Until I became one.
I used to think retail was the lowest form of ways to earn a living, even though my sister was in retail for many years. She was in fashion, so in my small mindedness, that was acceptable. Of course, the Macy’s counter girls in the NYC of my youth, all dressed up and wearing tons of makeup while spraying you with the newest cologne as you strolled down the aisle, were also a part of the landscape in the world of acceptability I created.
I used to think that they were beneath me because, well, look at where they were working, for God’s sake.
Glorified servants, meant to cater to my every whim.
Fetch this, fetch that, go find another size for me.
I used to think they were uneducated, lost souls who just couldn’t figure out what to do with their lives.
I’m in control, I’m the consumer and after all, I’m the one with the money who pays your salary.
Once again, I was so very, very wrong.
Since I’m still gratefully and gainfully employed in retail, I realized very quickly how hard it is to do this job.
Blessed with good health and stamina, I am still plagued with sore feet and headaches, along with the rest of those who soldier on to please the masses.
I have worked in the medical, legal and finance fields, but I was at my worst when I became a business owner. Having worked as a paralegal alongside attorneys and judges, I felt I had hit the pinnacle of my career when my husband and I opened a manufacturing company. We both worked hard and very quickly benefited from the fruits of our labors.
Although always polite and pleasant, I shudder now when I think about the ways I used to interact with people on the other side of the counter. After all, I didn’t pursue a career in nursing because I didn’t enjoy “waiting on people.”
The women I work with today are more than saintly- they are patient and kind and unflappable. I aspire to be like them in every way. They are students, young mothers, those who work as a second job (as do I now) and retirees. There is even one elegant grand dame who, at age 70+, still comes to the shop dressed in pearls and diamonds, cool and collected in size 6 pumps and silk blouses and tweed skirts. She is the epitome of fashion and elegance, drifting between aisle as wafts of Chanel No.5 permeate my senses to remind me of what is important and what is not.
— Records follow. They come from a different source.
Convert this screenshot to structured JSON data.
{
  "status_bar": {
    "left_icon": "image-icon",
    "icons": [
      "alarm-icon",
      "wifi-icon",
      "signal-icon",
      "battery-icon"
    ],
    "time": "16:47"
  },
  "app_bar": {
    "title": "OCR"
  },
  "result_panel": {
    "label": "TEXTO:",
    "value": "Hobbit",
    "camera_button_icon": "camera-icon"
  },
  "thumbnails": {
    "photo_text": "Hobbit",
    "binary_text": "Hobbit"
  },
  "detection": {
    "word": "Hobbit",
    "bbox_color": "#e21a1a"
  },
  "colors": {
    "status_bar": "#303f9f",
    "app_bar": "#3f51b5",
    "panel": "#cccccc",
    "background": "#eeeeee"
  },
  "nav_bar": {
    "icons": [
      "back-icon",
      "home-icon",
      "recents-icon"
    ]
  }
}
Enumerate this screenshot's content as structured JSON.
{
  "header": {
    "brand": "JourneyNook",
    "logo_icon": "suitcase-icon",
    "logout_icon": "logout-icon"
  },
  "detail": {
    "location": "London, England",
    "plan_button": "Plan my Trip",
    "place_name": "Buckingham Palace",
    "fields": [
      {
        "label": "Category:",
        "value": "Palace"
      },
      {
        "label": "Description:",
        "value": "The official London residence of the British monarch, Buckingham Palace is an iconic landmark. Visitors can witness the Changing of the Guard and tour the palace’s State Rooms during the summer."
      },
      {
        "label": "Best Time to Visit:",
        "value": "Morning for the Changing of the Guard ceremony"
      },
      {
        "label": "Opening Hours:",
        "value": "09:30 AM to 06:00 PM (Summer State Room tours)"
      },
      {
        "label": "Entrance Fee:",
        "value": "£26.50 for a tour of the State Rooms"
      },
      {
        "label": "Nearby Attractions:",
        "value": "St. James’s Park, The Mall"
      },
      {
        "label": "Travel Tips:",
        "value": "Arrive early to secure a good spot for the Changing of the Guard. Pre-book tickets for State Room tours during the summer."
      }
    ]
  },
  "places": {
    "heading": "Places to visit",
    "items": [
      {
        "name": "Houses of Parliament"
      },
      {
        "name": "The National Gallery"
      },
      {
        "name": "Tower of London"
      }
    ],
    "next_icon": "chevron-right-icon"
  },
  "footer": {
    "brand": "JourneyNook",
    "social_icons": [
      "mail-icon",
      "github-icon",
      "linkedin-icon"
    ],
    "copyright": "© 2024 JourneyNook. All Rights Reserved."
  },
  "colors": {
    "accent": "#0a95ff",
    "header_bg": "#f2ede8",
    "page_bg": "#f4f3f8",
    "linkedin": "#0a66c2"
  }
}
Shop girls provide a service, yes. But they are also angels on this earth to help mankind feel good about themselves.
We help you pick out gifts to commemorate a graduation, to celebrate a birth, wedding or Bar Mitzvah.
For children, we are a guiding hand to buy their mother a treasured memento for Mother’s Day, or an adult who is taking an Alzheimer parent out to a ‘pretty place.’
So when I come face to face with a customer who reminds me of who I used to be, I smile and work extra hard to make sure they know they are ‘in charge’ ignoring their smugness and superiority. Karma is a bitch as they say, and lately it has kicked me in the ass.
My penance for such thinking and repentance towards those I have short with is that when I work with an older woman who seemingly can’t make up her mind as to what to buy, I pretend she is my mother, gone these past three years.
It’s how I would want her to be treated by a Shop Girl, because no matter what else happens in my life, and however old I grow to be, I will always be grateful to be one.